Last Friday, House and Senate leaders announced an agreement on a long-awaited bill to reauthorize the Federal Aviation Administration. Republicans withdrew a controversial labor provision that had drawn a veto threat from the White House in exchange for other changes to unionization rules. The deal paves the way for an FAA bill that has been years in the making. Lawmakers were facing a Jan. 31 deadline when the current FAA extension would expire. Lawmakers will pass one last extension this week, and they expect the final bill to be completed in February.
News of the breakthrough caused the aviation community to breathe a sigh of relief. But the deal also could impact future transportation negotiations; labor fights might now be fair game. Republicans backed off of their demand to rescind an administration rule that makes it easier for rail and aviation workers to unionize only after Democrats agreed to tweak how unionization elections are conducted and overseen. The biggest change is that the threshold to trigger a union election would be raised from 35 percent to 50 percent of covered workers.

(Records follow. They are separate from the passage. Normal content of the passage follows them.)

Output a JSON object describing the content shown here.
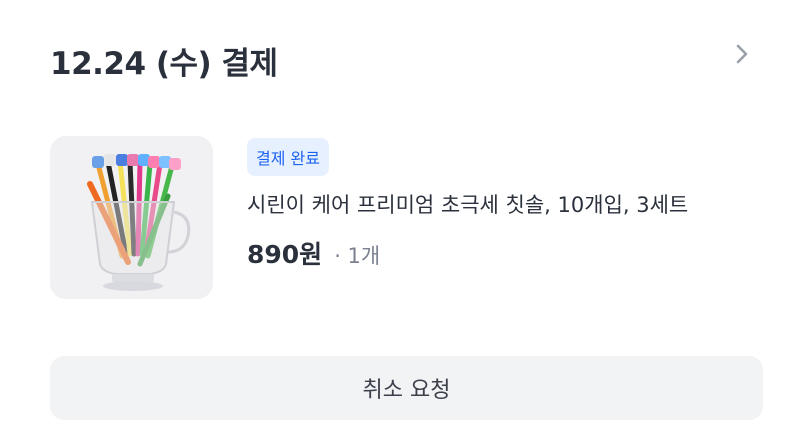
{
  "order": {
    "date_title": "12.24 (수) 결제",
    "status_badge": "결제 완료",
    "product_name": "시린이 케어 프리미엄 초극세 칫솔, 10개입, 3세트",
    "price": "890원",
    "quantity": "· 1개",
    "cancel_label": "취소 요청"
  },
  "icons": {
    "chevron": "chevron-right-icon",
    "thumbnail": "toothbrush-cup-product-image"
  },
  "colors": {
    "badge_bg": "#e6f0ff",
    "badge_text": "#1d64f2",
    "button_bg": "#f2f3f5",
    "text_primary": "#2b313c",
    "text_secondary": "#7b8190"
  }
}
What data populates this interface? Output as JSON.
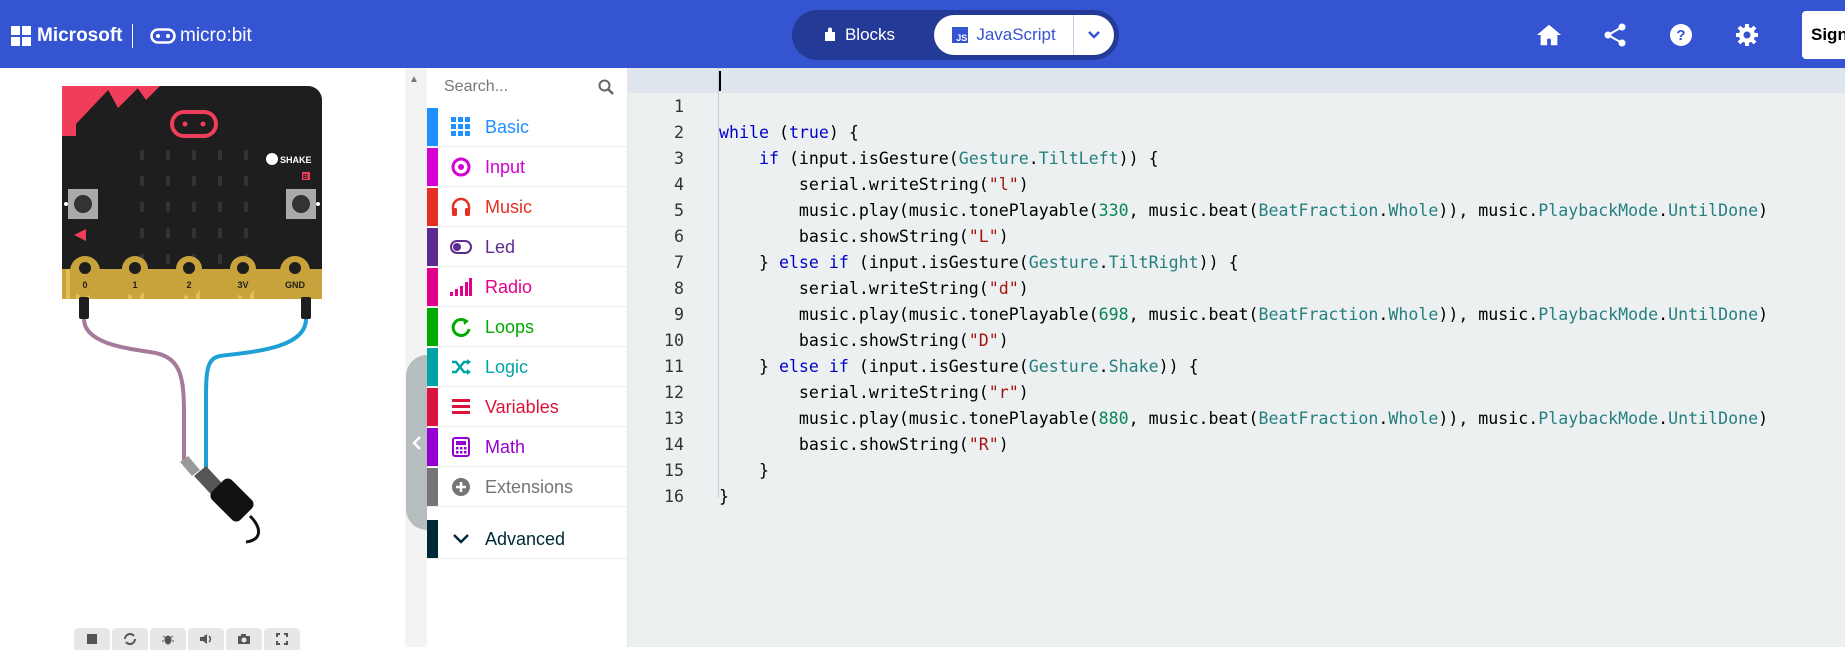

Labor officials say that change would have almost no practical impact on unionization because virtually all organizing campaigns are supported by more than half of the covered workforce.
Nonetheless, Republicans consider the Democrats' concessions a huge win because this is the first time that changes to union rules have been included in an FAA reauthorization bill. AFL-CIO Transportation and Trades Department President Edward Wytkind said the FAA bill is wrong place to be talking about complex union rules. "We don't believe amendments to the Railway Labor Act belong in an air-safety bill," he told me before the deal was finalized.
Did Democratic leaders do the right thing in granting unionization changes in order to jump-start an otherwise popular and noncontroversial transportation bill? Did Republicans do the right thing raising the union issue, knowing that the FAA bill would be the only place they would get any traction? Does this deal set a precedent for labor negotiations in future transportation bills? When is it appropriate to address union rules in transportation policy?